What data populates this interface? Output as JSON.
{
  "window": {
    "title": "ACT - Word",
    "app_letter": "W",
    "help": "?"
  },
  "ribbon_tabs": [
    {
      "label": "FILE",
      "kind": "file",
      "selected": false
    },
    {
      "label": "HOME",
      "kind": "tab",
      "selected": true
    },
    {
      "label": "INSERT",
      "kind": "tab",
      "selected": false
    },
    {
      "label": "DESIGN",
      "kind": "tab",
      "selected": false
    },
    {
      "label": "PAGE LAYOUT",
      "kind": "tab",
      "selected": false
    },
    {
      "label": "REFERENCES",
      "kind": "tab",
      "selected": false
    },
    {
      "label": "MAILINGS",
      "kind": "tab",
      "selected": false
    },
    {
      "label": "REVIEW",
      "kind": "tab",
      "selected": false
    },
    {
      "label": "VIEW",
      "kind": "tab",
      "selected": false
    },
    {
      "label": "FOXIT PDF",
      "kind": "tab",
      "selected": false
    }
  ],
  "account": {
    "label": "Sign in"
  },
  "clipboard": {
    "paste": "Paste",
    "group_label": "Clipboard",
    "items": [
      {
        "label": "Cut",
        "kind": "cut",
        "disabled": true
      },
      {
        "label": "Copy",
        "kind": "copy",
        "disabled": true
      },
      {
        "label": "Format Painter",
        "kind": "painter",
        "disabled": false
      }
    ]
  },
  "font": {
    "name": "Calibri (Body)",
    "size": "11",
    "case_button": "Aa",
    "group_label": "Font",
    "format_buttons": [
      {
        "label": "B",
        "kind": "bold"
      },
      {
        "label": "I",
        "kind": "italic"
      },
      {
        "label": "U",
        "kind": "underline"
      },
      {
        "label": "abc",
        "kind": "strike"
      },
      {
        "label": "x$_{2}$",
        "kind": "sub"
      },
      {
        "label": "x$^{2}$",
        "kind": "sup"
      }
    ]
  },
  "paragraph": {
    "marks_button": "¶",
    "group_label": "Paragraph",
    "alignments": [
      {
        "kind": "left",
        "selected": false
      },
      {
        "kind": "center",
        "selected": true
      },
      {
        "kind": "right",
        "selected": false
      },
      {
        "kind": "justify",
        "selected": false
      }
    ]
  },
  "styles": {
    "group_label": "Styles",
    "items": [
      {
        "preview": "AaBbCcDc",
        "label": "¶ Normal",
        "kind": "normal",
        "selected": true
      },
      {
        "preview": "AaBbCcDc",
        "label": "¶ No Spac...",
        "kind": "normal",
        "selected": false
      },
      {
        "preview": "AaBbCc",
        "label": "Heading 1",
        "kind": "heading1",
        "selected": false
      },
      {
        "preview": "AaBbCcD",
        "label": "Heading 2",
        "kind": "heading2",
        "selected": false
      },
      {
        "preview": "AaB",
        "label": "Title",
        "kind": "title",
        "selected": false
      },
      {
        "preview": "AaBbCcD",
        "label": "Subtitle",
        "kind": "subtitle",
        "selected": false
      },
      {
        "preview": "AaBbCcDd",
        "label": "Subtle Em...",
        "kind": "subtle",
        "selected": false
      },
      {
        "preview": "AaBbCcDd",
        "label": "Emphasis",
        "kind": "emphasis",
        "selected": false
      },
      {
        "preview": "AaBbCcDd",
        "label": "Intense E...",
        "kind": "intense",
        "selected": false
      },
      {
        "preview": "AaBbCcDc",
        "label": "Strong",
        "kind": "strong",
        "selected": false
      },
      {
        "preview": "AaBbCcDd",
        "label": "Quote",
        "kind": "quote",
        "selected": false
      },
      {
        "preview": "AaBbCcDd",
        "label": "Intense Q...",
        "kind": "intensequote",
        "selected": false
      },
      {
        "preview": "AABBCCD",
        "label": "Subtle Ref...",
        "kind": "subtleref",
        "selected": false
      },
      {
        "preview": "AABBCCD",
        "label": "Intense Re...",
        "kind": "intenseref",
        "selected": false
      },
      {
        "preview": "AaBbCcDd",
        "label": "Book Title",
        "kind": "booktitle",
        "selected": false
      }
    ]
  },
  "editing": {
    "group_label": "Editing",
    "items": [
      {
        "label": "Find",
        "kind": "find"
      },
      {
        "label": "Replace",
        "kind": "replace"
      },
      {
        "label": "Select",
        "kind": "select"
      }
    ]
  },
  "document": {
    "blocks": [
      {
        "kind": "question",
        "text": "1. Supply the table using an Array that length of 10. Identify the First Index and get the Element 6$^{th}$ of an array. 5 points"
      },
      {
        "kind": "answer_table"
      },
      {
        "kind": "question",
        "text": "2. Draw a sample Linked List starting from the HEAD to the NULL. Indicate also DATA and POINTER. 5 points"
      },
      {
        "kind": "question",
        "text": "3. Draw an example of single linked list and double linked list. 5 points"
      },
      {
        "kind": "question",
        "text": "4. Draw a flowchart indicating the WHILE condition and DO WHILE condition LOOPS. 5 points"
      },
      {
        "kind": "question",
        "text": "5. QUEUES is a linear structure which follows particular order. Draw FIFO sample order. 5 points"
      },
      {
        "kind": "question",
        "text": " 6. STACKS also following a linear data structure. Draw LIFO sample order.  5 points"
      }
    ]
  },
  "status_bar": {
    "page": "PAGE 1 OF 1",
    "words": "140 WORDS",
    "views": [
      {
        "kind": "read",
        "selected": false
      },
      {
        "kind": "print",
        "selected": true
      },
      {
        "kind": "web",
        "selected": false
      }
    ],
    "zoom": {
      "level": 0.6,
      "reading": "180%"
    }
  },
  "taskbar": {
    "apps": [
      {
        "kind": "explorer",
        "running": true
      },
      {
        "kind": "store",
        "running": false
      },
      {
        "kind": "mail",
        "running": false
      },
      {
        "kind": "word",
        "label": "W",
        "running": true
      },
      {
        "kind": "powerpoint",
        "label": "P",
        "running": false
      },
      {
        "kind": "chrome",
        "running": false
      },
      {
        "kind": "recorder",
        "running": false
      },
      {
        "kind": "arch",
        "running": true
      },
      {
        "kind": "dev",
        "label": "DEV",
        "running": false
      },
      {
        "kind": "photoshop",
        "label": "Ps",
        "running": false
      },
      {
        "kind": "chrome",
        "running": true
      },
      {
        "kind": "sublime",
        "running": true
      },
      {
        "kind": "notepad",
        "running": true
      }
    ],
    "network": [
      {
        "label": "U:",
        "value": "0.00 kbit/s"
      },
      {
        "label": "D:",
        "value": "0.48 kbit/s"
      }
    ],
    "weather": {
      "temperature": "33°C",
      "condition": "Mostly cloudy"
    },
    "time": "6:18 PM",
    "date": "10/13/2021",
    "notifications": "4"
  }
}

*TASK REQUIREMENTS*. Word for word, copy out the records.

*RESPONSE TO THIS EXERCISE*.
What data populates this interface? Output as JSON.
{
  "window": {
    "title": "ACT - Word",
    "app_letter": "W",
    "help": "?"
  },
  "ribbon_tabs": [
    {
      "label": "FILE",
      "kind": "file",
      "selected": false
    },
    {
      "label": "HOME",
      "kind": "tab",
      "selected": true
    },
    {
      "label": "INSERT",
      "kind": "tab",
      "selected": false
    },
    {
      "label": "DESIGN",
      "kind": "tab",
      "selected": false
    },
    {
      "label": "PAGE LAYOUT",
      "kind": "tab",
      "selected": false
    },
    {
      "label": "REFERENCES",
      "kind": "tab",
      "selected": false
    },
    {
      "label": "MAILINGS",
      "kind": "tab",
      "selected": false
    },
    {
      "label": "REVIEW",
      "kind": "tab",
      "selected": false
    },
    {
      "label": "VIEW",
      "kind": "tab",
      "selected": false
    },
    {
      "label": "FOXIT PDF",
      "kind": "tab",
      "selected": false
    }
  ],
  "account": {
    "label": "Sign in"
  },
  "clipboard": {
    "paste": "Paste",
    "group_label": "Clipboard",
    "items": [
      {
        "label": "Cut",
        "kind": "cut",
        "disabled": true
      },
      {
        "label": "Copy",
        "kind": "copy",
        "disabled": true
      },
      {
        "label": "Format Painter",
        "kind": "painter",
        "disabled": false
      }
    ]
  },
  "font": {
    "name": "Calibri (Body)",
    "size": "11",
    "case_button": "Aa",
    "group_label": "Font",
    "format_buttons": [
      {
        "label": "B",
        "kind": "bold"
      },
      {
        "label": "I",
        "kind": "italic"
      },
      {
        "label": "U",
        "kind": "underline"
      },
      {
        "label": "abc",
        "kind": "strike"
      },
      {
        "label": "x$_{2}$",
        "kind": "sub"
      },
      {
        "label": "x$^{2}$",
        "kind": "sup"
      }
    ]
  },
  "paragraph": {
    "marks_button": "¶",
    "group_label": "Paragraph",
    "alignments": [
      {
        "kind": "left",
        "selected": false
      },
      {
        "kind": "center",
        "selected": true
      },
      {
        "kind": "right",
        "selected": false
      },
      {
        "kind": "justify",
        "selected": false
      }
    ]
  },
  "styles": {
    "group_label": "Styles",
    "items": [
      {
        "preview": "AaBbCcDc",
        "label": "¶ Normal",
        "kind": "normal",
        "selected": true
      },
      {
        "preview": "AaBbCcDc",
        "label": "¶ No Spac...",
        "kind": "normal",
        "selected": false
      },
      {
        "preview": "AaBbCc",
        "label": "Heading 1",
        "kind": "heading1",
        "selected": false
      },
      {
        "preview": "AaBbCcD",
        "label": "Heading 2",
        "kind": "heading2",
        "selected": false
      },
      {
        "preview": "AaB",
        "label": "Title",
        "kind": "title",
        "selected": false
      },
      {
        "preview": "AaBbCcD",
        "label": "Subtitle",
        "kind": "subtitle",
        "selected": false
      },
      {
        "preview": "AaBbCcDd",
        "label": "Subtle Em...",
        "kind": "subtle",
        "selected": false
      },
      {
        "preview": "AaBbCcDd",
        "label": "Emphasis",
        "kind": "emphasis",
        "selected": false
      },
      {
        "preview": "AaBbCcDd",
        "label": "Intense E...",
        "kind": "intense",
        "selected": false
      },
      {
        "preview": "AaBbCcDc",
        "label": "Strong",
        "kind": "strong",
        "selected": false
      },
      {
        "preview": "AaBbCcDd",
        "label": "Quote",
        "kind": "quote",
        "selected": false
      },
      {
        "preview": "AaBbCcDd",
        "label": "Intense Q...",
        "kind": "intensequote",
        "selected": false
      },
      {
        "preview": "AABBCCD",
        "label": "Subtle Ref...",
        "kind": "subtleref",
        "selected": false
      },
      {
        "preview": "AABBCCD",
        "label": "Intense Re...",
        "kind": "intenseref",
        "selected": false
      },
      {
        "preview": "AaBbCcDd",
        "label": "Book Title",
        "kind": "booktitle",
        "selected": false
      }
    ]
  },
  "editing": {
    "group_label": "Editing",
    "items": [
      {
        "label": "Find",
        "kind": "find"
      },
      {
        "label": "Replace",
        "kind": "replace"
      },
      {
        "label": "Select",
        "kind": "select"
      }
    ]
  },
  "document": {
    "blocks": [
      {
        "kind": "question",
        "text": "1. Supply the table using an Array that length of 10. Identify the First Index and get the Element 6$^{th}$ of an array. 5 points"
      },
      {
        "kind": "answer_table"
      },
      {
        "kind": "question",
        "text": "2. Draw a sample Linked List starting from the HEAD to the NULL. Indicate also DATA and POINTER. 5 points"
      },
      {
        "kind": "question",
        "text": "3. Draw an example of single linked list and double linked list. 5 points"
      },
      {
        "kind": "question",
        "text": "4. Draw a flowchart indicating the WHILE condition and DO WHILE condition LOOPS. 5 points"
      },
      {
        "kind": "question",
        "text": "5. QUEUES is a linear structure which follows particular order. Draw FIFO sample order. 5 points"
      },
      {
        "kind": "question",
        "text": " 6. STACKS also following a linear data structure. Draw LIFO sample order.  5 points"
      }
    ]
  },
  "status_bar": {
    "page": "PAGE 1 OF 1",
    "words": "140 WORDS",
    "views": [
      {
        "kind": "read",
        "selected": false
      },
      {
        "kind": "print",
        "selected": true
      },
      {
        "kind": "web",
        "selected": false
      }
    ],
    "zoom": {
      "level": 0.6,
      "reading": "180%"
    }
  },
  "taskbar": {
    "apps": [
      {
        "kind": "explorer",
        "running": true
      },
      {
        "kind": "store",
        "running": false
      },
      {
        "kind": "mail",
        "running": false
      },
      {
        "kind": "word",
        "label": "W",
        "running": true
      },
      {
        "kind": "powerpoint",
        "label": "P",
        "running": false
      },
      {
        "kind": "chrome",
        "running": false
      },
      {
        "kind": "recorder",
        "running": false
      },
      {
        "kind": "arch",
        "running": true
      },
      {
        "kind": "dev",
        "label": "DEV",
        "running": false
      },
      {
        "kind": "photoshop",
        "label": "Ps",
        "running": false
      },
      {
        "kind": "chrome",
        "running": true
      },
      {
        "kind": "sublime",
        "running": true
      },
      {
        "kind": "notepad",
        "running": true
      }
    ],
    "network": [
      {
        "label": "U:",
        "value": "0.00 kbit/s"
      },
      {
        "label": "D:",
        "value": "0.48 kbit/s"
      }
    ],
    "weather": {
      "temperature": "33°C",
      "condition": "Mostly cloudy"
    },
    "time": "6:18 PM",
    "date": "10/13/2021",
    "notifications": "4"
  }
}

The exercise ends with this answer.